**Requirement:** Look for the word "time" in the entries and copy every line where it shows up.

**Stored data:**
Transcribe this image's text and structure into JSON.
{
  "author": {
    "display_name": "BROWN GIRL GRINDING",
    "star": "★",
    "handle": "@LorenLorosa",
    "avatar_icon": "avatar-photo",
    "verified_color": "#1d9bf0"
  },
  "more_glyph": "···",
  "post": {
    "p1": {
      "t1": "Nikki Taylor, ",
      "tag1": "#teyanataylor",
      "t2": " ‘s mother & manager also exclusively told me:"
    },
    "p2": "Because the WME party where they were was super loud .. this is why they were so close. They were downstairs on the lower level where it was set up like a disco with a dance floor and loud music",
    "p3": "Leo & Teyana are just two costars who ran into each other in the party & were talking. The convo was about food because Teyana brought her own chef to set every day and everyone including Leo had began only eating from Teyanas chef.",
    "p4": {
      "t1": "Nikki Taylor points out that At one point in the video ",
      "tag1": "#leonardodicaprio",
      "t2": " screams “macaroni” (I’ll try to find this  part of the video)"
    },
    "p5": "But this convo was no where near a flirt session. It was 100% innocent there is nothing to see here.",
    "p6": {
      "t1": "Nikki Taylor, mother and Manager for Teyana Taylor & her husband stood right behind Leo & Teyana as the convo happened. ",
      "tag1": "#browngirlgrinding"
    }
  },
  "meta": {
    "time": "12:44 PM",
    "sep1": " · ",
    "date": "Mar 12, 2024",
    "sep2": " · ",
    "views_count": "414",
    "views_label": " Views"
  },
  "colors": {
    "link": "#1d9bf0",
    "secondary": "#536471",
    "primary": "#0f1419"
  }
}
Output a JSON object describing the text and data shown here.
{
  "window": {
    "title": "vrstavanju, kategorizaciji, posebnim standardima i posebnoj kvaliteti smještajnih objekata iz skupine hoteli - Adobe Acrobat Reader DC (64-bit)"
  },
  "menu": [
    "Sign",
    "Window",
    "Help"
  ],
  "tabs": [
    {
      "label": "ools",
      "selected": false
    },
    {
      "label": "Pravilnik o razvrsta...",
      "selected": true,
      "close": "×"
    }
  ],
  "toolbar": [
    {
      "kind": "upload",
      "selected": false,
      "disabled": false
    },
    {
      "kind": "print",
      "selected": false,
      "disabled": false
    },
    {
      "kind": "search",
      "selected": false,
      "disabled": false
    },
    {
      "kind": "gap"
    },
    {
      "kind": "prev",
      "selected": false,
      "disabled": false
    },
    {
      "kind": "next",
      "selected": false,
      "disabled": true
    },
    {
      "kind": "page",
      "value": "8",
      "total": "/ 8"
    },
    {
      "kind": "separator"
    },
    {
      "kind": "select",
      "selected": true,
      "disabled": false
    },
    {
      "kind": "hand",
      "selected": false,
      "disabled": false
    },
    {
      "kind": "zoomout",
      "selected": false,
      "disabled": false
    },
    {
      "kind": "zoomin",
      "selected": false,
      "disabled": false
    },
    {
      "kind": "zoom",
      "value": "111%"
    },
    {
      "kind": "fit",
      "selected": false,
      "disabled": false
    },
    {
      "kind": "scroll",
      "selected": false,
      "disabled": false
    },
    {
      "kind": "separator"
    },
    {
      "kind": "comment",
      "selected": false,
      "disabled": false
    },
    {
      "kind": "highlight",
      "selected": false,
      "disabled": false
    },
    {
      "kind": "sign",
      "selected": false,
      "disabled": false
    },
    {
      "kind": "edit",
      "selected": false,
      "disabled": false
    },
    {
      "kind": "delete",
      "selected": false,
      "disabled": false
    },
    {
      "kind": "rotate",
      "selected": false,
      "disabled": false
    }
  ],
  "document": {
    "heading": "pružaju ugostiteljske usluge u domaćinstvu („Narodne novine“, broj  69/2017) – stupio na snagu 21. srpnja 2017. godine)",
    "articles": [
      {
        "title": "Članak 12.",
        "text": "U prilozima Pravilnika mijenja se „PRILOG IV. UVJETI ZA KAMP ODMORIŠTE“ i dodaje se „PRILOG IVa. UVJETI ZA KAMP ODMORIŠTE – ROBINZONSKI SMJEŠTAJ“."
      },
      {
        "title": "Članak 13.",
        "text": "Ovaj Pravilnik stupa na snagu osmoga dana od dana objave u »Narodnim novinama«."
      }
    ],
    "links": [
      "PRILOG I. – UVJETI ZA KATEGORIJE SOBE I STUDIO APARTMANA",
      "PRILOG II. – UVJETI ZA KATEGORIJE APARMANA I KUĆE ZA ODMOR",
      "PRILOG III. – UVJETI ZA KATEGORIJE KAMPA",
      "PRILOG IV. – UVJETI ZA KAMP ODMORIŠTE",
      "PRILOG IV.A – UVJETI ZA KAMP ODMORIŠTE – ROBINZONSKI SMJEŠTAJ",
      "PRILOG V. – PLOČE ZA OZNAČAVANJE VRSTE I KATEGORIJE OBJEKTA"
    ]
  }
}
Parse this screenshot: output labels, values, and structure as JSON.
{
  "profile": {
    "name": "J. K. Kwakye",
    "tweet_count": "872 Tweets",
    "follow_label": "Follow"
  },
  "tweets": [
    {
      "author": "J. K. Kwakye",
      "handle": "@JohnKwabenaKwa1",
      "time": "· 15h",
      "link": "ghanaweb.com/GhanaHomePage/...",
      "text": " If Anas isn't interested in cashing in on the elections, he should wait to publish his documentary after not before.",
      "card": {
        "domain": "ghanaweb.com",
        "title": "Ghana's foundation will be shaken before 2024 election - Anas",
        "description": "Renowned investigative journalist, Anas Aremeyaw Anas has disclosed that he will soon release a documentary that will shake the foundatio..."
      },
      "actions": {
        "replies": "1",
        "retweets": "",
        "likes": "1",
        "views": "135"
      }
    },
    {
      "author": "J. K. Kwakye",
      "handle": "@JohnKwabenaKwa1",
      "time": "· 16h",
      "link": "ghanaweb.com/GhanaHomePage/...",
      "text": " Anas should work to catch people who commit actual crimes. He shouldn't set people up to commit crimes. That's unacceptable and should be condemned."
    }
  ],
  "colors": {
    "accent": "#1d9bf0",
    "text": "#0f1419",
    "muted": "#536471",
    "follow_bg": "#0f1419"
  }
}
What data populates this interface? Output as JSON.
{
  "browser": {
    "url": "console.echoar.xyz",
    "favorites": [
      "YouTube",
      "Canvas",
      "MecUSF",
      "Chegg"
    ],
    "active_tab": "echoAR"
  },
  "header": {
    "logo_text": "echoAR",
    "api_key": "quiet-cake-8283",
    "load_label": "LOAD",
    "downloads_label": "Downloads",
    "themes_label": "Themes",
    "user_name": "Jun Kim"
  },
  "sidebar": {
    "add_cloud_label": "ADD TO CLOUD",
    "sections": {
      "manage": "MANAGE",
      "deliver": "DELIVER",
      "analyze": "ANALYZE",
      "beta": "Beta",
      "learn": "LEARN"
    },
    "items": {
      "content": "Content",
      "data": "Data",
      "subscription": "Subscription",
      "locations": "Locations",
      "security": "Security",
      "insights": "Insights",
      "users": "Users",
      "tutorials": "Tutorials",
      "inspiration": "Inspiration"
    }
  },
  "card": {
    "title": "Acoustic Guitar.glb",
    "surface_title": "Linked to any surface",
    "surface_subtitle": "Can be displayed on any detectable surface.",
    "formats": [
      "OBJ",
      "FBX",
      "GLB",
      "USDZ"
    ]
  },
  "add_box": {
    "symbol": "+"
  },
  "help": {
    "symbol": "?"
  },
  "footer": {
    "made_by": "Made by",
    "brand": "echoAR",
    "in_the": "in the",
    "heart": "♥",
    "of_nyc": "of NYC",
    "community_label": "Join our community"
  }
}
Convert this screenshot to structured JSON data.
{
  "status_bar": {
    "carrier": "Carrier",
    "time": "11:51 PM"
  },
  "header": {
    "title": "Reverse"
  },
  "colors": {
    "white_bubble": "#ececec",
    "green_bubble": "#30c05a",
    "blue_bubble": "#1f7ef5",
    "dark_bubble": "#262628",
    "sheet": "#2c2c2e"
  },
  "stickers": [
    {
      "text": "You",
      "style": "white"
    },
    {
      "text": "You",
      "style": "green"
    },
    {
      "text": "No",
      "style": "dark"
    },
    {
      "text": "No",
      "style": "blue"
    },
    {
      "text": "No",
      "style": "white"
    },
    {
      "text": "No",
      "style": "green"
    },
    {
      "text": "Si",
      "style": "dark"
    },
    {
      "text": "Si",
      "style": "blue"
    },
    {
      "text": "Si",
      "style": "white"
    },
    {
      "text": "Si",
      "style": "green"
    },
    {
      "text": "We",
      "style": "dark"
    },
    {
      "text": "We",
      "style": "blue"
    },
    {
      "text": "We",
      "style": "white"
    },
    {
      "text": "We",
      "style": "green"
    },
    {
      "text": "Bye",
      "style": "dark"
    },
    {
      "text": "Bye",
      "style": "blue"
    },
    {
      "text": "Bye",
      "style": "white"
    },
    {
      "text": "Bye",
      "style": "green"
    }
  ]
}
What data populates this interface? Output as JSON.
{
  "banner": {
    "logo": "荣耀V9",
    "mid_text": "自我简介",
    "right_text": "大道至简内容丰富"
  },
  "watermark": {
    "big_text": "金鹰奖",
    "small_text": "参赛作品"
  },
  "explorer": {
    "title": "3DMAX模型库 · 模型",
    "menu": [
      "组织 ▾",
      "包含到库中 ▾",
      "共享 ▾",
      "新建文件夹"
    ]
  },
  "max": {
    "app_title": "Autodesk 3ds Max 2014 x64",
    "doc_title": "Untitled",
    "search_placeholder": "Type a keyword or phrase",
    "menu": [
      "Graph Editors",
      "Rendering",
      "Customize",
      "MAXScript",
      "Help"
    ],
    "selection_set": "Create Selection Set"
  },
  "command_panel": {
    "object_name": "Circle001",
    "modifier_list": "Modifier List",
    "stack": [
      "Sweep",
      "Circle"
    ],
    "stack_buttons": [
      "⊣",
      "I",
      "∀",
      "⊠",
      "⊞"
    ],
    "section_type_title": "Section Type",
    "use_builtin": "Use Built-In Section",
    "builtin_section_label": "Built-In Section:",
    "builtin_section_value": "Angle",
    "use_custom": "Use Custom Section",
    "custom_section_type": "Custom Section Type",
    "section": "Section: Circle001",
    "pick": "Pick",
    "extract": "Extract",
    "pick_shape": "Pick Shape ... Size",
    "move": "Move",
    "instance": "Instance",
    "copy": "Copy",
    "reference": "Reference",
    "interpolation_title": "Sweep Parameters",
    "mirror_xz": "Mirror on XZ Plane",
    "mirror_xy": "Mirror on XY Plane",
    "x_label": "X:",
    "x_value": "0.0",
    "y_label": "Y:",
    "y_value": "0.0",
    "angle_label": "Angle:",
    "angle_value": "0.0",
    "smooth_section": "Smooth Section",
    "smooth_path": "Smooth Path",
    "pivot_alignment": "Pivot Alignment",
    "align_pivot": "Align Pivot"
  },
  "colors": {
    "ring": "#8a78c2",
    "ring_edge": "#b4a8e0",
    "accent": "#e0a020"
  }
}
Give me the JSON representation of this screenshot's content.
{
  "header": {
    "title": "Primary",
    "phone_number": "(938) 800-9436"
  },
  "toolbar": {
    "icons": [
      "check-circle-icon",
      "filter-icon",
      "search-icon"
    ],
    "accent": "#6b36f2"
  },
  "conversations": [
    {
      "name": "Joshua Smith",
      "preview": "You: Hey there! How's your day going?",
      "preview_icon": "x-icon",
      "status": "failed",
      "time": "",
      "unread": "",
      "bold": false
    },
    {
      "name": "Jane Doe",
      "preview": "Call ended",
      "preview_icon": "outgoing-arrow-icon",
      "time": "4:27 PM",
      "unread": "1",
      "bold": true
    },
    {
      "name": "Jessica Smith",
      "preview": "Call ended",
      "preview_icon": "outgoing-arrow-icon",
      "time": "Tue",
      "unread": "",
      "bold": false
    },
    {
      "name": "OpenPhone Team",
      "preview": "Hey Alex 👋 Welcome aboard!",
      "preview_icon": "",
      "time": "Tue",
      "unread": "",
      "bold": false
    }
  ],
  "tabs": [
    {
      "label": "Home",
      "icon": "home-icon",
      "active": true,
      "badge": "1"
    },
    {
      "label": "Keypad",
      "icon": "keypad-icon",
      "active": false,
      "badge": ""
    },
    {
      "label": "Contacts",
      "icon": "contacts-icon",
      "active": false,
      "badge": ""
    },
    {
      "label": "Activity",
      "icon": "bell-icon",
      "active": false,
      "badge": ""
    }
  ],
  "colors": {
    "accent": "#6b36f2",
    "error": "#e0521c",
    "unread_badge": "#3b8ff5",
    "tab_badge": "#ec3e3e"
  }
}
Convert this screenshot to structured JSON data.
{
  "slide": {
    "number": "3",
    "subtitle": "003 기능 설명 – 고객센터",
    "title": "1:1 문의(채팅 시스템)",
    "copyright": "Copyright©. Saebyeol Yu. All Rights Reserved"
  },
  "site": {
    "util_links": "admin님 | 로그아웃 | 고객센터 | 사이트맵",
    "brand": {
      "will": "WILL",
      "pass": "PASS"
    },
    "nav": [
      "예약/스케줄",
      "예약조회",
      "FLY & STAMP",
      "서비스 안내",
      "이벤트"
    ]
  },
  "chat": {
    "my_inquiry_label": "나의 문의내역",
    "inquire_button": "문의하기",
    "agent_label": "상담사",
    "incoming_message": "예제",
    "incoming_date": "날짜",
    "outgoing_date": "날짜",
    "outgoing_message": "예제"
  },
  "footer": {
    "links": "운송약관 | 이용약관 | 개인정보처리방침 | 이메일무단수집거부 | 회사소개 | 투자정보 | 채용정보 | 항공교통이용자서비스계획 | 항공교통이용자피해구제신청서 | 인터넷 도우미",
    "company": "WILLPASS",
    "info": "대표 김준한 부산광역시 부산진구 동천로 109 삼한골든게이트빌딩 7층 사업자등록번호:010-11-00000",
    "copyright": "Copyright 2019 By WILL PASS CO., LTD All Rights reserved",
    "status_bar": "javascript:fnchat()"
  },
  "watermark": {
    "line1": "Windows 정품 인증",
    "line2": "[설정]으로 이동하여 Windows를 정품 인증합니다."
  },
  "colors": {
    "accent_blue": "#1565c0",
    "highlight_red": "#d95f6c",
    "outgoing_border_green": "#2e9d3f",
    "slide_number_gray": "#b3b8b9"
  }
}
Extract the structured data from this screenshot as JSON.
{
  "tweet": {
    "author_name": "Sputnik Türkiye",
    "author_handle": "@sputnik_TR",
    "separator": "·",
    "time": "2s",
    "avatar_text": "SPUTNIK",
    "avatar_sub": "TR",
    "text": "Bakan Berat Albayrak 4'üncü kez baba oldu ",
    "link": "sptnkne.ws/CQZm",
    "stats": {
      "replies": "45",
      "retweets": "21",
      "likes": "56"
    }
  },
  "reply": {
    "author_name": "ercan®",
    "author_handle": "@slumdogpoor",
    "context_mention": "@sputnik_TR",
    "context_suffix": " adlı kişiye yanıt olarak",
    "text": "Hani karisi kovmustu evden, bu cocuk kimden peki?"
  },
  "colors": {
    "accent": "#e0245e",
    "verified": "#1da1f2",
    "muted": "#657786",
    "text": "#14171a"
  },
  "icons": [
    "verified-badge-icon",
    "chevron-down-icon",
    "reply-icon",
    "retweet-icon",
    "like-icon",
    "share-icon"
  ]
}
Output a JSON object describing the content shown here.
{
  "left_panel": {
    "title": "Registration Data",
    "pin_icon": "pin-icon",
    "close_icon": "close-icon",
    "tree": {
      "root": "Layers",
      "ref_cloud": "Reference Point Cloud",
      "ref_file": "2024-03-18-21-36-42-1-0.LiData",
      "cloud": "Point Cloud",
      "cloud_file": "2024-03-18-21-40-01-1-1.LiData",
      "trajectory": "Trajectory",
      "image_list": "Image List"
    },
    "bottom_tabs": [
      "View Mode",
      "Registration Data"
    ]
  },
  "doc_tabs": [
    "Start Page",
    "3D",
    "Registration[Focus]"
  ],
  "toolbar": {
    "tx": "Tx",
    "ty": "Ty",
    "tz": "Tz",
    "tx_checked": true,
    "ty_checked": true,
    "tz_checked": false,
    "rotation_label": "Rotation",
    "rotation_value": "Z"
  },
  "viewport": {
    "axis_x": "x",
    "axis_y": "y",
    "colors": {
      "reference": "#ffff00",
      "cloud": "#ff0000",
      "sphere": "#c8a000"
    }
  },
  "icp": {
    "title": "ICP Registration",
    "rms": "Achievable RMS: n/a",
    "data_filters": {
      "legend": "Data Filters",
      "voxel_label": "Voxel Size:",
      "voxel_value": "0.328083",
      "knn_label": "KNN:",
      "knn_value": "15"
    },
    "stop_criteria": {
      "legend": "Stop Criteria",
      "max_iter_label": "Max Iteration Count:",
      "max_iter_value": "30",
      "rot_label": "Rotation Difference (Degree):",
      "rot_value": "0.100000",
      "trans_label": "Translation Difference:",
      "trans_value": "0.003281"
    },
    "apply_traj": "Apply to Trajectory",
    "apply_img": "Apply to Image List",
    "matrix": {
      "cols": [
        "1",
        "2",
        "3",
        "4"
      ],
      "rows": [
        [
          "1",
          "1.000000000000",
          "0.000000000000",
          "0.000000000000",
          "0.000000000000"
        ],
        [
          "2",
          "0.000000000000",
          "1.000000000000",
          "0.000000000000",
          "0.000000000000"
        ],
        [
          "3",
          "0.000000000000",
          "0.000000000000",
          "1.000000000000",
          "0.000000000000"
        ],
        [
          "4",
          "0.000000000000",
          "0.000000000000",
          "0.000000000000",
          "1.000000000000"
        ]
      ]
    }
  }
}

**Answer to the problem:**
    "time": "12:44 PM",
      "time": "· 15h",
      "time": "· 16h",
    "time": "11:51 PM"
      "time": "",
      "time": "4:27 PM",
      "time": "Tue",
      "time": "Tue",
    "time": "2s",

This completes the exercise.